(Beginning of Task input)

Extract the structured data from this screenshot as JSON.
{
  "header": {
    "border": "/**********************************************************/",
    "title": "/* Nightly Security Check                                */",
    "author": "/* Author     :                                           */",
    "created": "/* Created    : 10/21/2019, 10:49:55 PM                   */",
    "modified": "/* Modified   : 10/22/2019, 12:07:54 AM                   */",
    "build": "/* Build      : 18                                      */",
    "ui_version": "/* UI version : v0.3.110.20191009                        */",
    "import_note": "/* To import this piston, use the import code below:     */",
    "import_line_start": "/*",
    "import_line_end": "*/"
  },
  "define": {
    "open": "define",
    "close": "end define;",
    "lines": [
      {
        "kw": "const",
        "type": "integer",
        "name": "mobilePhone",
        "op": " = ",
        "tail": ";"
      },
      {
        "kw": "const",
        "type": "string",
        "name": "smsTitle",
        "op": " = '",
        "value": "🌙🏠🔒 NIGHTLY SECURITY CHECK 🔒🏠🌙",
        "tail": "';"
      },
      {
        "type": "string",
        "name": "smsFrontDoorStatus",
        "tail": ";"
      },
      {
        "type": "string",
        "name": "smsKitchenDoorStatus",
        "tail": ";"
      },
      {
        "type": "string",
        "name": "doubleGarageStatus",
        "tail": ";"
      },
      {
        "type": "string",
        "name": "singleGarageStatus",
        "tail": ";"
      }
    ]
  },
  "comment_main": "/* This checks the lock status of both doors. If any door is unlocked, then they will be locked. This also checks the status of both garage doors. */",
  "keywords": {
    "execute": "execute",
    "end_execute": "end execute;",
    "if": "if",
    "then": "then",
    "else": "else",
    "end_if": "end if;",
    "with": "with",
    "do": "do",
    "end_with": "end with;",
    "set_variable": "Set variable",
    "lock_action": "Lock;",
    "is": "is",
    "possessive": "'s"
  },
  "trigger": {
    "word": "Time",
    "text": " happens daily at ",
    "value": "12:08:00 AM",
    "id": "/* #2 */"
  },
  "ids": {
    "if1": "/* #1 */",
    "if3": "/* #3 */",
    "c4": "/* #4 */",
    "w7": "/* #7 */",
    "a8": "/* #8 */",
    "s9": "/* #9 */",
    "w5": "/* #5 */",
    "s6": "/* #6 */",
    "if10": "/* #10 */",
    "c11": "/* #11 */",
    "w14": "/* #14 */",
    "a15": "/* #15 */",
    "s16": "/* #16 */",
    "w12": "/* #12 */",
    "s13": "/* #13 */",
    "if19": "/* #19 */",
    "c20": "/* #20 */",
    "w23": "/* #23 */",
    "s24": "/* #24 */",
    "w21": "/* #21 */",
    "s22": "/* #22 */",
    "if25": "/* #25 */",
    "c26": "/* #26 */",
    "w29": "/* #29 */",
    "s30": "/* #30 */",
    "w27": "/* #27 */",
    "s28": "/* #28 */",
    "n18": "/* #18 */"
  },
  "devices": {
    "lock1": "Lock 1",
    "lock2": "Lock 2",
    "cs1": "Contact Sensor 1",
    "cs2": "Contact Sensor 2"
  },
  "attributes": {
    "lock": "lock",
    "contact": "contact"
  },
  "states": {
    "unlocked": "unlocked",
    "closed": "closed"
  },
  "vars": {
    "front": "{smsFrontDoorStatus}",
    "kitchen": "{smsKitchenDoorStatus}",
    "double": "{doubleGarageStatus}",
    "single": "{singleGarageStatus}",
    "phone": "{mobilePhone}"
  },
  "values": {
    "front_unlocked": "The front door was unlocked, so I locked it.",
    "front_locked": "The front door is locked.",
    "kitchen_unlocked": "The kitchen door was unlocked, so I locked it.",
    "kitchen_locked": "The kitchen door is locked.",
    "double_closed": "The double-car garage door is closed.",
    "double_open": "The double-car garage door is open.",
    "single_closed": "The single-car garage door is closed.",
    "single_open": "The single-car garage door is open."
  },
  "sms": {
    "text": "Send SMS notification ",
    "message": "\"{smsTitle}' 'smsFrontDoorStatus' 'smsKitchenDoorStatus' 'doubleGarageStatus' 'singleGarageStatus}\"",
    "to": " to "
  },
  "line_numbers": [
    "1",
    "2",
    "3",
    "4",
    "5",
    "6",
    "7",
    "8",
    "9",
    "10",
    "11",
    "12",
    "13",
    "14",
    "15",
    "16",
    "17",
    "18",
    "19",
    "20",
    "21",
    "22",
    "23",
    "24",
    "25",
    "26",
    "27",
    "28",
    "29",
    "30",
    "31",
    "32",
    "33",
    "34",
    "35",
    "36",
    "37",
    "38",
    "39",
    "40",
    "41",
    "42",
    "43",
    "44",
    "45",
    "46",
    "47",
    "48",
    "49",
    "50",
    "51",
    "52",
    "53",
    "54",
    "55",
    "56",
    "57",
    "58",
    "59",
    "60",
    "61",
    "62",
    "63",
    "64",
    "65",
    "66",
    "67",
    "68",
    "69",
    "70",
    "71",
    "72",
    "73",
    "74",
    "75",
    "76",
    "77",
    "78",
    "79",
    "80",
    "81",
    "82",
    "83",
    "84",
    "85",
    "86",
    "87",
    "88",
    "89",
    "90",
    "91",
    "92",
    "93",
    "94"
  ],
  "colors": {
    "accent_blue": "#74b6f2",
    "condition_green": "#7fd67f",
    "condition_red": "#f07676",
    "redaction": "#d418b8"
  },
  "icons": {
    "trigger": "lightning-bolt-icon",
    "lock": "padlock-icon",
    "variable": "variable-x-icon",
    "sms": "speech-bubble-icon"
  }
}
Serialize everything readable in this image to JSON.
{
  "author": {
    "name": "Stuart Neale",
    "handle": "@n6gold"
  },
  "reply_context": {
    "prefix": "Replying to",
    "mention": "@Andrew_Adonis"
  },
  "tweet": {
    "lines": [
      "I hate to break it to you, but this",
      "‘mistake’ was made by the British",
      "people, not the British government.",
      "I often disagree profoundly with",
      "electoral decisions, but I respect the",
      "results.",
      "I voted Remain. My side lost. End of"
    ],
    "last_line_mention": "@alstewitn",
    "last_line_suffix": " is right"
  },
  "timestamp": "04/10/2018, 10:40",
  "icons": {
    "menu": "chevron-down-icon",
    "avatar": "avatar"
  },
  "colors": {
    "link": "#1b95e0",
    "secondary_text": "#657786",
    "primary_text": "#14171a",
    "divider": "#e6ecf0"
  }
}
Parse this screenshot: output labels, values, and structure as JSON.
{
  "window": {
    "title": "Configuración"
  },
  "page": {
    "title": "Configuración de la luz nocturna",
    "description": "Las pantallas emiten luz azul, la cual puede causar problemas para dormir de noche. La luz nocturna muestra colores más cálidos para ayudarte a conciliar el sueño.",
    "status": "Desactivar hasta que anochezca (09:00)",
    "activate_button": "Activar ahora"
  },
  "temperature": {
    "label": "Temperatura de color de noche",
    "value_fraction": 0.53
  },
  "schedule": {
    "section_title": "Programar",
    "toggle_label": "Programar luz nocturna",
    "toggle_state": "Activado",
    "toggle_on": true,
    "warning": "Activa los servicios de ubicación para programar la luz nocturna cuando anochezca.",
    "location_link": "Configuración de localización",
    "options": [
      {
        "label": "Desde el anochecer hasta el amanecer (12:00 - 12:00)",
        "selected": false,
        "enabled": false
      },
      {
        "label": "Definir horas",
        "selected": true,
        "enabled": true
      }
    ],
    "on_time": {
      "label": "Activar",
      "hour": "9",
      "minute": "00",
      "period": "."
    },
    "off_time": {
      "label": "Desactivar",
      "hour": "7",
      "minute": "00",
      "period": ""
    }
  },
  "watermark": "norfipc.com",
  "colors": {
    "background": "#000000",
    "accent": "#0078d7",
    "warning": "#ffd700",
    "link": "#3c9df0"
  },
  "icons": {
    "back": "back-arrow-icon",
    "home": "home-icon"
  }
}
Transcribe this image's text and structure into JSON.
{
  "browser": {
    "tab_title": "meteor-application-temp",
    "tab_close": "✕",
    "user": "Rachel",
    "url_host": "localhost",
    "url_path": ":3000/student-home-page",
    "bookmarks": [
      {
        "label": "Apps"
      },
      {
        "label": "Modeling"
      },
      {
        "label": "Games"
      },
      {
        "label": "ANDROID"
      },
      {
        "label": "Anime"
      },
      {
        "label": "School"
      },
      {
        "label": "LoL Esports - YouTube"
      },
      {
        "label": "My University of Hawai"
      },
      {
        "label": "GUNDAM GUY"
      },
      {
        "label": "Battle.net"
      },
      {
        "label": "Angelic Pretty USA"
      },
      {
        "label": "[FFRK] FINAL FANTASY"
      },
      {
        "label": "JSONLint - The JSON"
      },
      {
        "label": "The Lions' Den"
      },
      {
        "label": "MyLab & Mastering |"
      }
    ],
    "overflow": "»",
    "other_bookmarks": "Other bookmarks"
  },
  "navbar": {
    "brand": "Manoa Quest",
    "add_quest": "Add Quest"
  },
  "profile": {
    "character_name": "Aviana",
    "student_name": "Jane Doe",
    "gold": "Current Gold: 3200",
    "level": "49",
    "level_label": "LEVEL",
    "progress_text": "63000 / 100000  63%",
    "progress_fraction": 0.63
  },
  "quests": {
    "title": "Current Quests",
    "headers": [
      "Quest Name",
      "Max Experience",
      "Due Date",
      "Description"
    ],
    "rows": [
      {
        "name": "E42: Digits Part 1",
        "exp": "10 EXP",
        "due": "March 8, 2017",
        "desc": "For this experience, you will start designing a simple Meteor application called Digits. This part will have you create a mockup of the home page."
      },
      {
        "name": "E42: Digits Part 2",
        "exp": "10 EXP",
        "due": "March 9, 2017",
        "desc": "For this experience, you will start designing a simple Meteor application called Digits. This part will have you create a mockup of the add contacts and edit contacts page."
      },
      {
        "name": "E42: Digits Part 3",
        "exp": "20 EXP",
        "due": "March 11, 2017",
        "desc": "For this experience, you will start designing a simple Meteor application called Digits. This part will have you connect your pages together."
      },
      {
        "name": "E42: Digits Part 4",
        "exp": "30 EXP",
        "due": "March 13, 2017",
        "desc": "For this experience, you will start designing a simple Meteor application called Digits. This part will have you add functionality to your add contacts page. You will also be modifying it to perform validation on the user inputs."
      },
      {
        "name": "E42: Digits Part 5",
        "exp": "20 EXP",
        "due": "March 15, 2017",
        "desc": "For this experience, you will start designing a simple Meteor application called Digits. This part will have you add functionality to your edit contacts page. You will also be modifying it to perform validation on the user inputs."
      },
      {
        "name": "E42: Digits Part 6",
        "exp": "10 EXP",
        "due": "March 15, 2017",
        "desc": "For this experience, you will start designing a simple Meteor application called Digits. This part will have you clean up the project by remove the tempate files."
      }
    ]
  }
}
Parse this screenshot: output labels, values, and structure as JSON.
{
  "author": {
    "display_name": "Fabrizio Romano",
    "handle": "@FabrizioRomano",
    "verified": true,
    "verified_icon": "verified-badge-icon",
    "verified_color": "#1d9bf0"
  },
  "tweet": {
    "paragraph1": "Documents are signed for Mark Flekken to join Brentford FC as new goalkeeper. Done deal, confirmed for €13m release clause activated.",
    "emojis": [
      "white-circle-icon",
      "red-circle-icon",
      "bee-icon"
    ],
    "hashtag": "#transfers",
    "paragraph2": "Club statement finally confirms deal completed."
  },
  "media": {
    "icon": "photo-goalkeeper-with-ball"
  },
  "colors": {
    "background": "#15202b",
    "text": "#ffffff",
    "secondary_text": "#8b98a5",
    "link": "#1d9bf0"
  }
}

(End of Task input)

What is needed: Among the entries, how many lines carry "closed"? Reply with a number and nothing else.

Your solution: 3